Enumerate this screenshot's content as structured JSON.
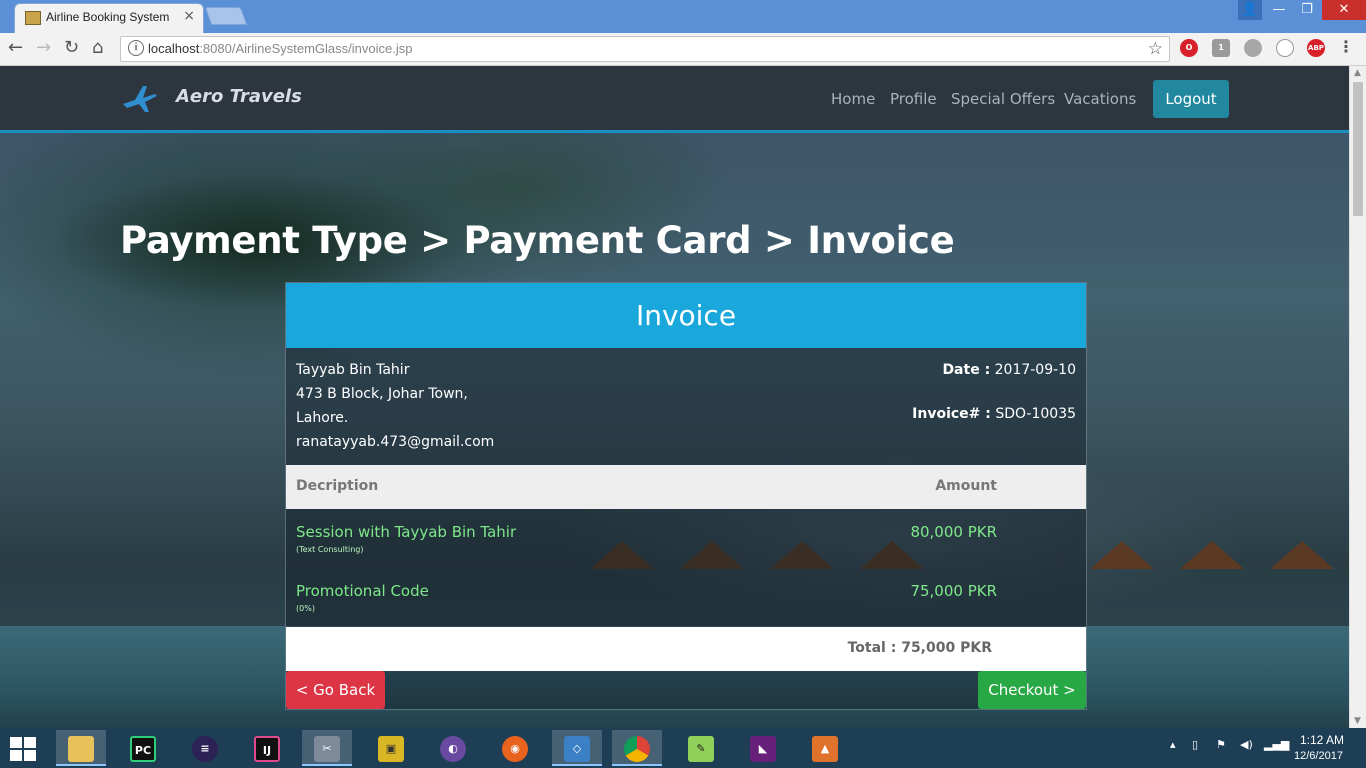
{
  "browser": {
    "tab_title": "Airline Booking System",
    "tab_close": "×",
    "url_host": "localhost",
    "url_rest": ":8080/AirlineSystemGlass/invoice.jsp",
    "bookmark_star": "☆",
    "extensions": [
      "opera-icon",
      "shield-icon",
      "cloud-icon",
      "circle-icon",
      "abp-icon"
    ],
    "abp_label": "ABP",
    "shield_badge": "1",
    "window_controls": {
      "minimize": "—",
      "maximize": "❐",
      "close": "✕",
      "user": "👤"
    }
  },
  "site": {
    "brand": "Aero Travels",
    "nav": {
      "home": "Home",
      "profile": "Profile",
      "special_offers": "Special Offers",
      "vacations": "Vacations"
    },
    "logout": "Logout"
  },
  "page": {
    "title": "Payment Type > Payment Card > Invoice"
  },
  "invoice": {
    "header": "Invoice",
    "billing": {
      "name": "Tayyab Bin Tahir",
      "address_line1": "473 B Block, Johar Town,",
      "address_line2": "Lahore.",
      "email": "ranatayyab.473@gmail.com"
    },
    "meta": {
      "date_label": "Date :",
      "date_value": "2017-09-10",
      "invoice_label": "Invoice# :",
      "invoice_value": "SDO-10035"
    },
    "columns": {
      "description": "Decription",
      "amount": "Amount"
    },
    "items": [
      {
        "name": "Session with Tayyab Bin Tahir",
        "sub": "(Text Consulting)",
        "amount": "80,000 PKR"
      },
      {
        "name": "Promotional Code",
        "sub": "(0%)",
        "amount": "75,000 PKR"
      }
    ],
    "total": "Total : 75,000 PKR",
    "go_back": "< Go Back",
    "checkout": "Checkout >"
  },
  "taskbar": {
    "apps": [
      "file-explorer-icon",
      "pycharm-icon",
      "eclipse-icon",
      "intellij-icon",
      "tools-icon",
      "vmware-icon",
      "tor-icon",
      "firefox-icon",
      "virtualbox-icon",
      "chrome-icon",
      "notepadpp-icon",
      "visual-studio-icon",
      "matlab-icon"
    ],
    "time": "1:12 AM",
    "date": "12/6/2017"
  },
  "colors": {
    "accent": "#1aa7dc",
    "logout": "#21889f",
    "go_back": "#dc3545",
    "checkout": "#28a745",
    "item_text": "#7ee88a"
  }
}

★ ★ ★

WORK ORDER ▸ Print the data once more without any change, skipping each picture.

REPLY TO THE TASK ▸
Enumerate this screenshot's content as structured JSON.
{
  "browser": {
    "tab_title": "Airline Booking System",
    "tab_close": "×",
    "url_host": "localhost",
    "url_rest": ":8080/AirlineSystemGlass/invoice.jsp",
    "bookmark_star": "☆",
    "extensions": [
      "opera-icon",
      "shield-icon",
      "cloud-icon",
      "circle-icon",
      "abp-icon"
    ],
    "abp_label": "ABP",
    "shield_badge": "1",
    "window_controls": {
      "minimize": "—",
      "maximize": "❐",
      "close": "✕",
      "user": "👤"
    }
  },
  "site": {
    "brand": "Aero Travels",
    "nav": {
      "home": "Home",
      "profile": "Profile",
      "special_offers": "Special Offers",
      "vacations": "Vacations"
    },
    "logout": "Logout"
  },
  "page": {
    "title": "Payment Type > Payment Card > Invoice"
  },
  "invoice": {
    "header": "Invoice",
    "billing": {
      "name": "Tayyab Bin Tahir",
      "address_line1": "473 B Block, Johar Town,",
      "address_line2": "Lahore.",
      "email": "ranatayyab.473@gmail.com"
    },
    "meta": {
      "date_label": "Date :",
      "date_value": "2017-09-10",
      "invoice_label": "Invoice# :",
      "invoice_value": "SDO-10035"
    },
    "columns": {
      "description": "Decription",
      "amount": "Amount"
    },
    "items": [
      {
        "name": "Session with Tayyab Bin Tahir",
        "sub": "(Text Consulting)",
        "amount": "80,000 PKR"
      },
      {
        "name": "Promotional Code",
        "sub": "(0%)",
        "amount": "75,000 PKR"
      }
    ],
    "total": "Total : 75,000 PKR",
    "go_back": "< Go Back",
    "checkout": "Checkout >"
  },
  "taskbar": {
    "apps": [
      "file-explorer-icon",
      "pycharm-icon",
      "eclipse-icon",
      "intellij-icon",
      "tools-icon",
      "vmware-icon",
      "tor-icon",
      "firefox-icon",
      "virtualbox-icon",
      "chrome-icon",
      "notepadpp-icon",
      "visual-studio-icon",
      "matlab-icon"
    ],
    "time": "1:12 AM",
    "date": "12/6/2017"
  },
  "colors": {
    "accent": "#1aa7dc",
    "logout": "#21889f",
    "go_back": "#dc3545",
    "checkout": "#28a745",
    "item_text": "#7ee88a"
  }
}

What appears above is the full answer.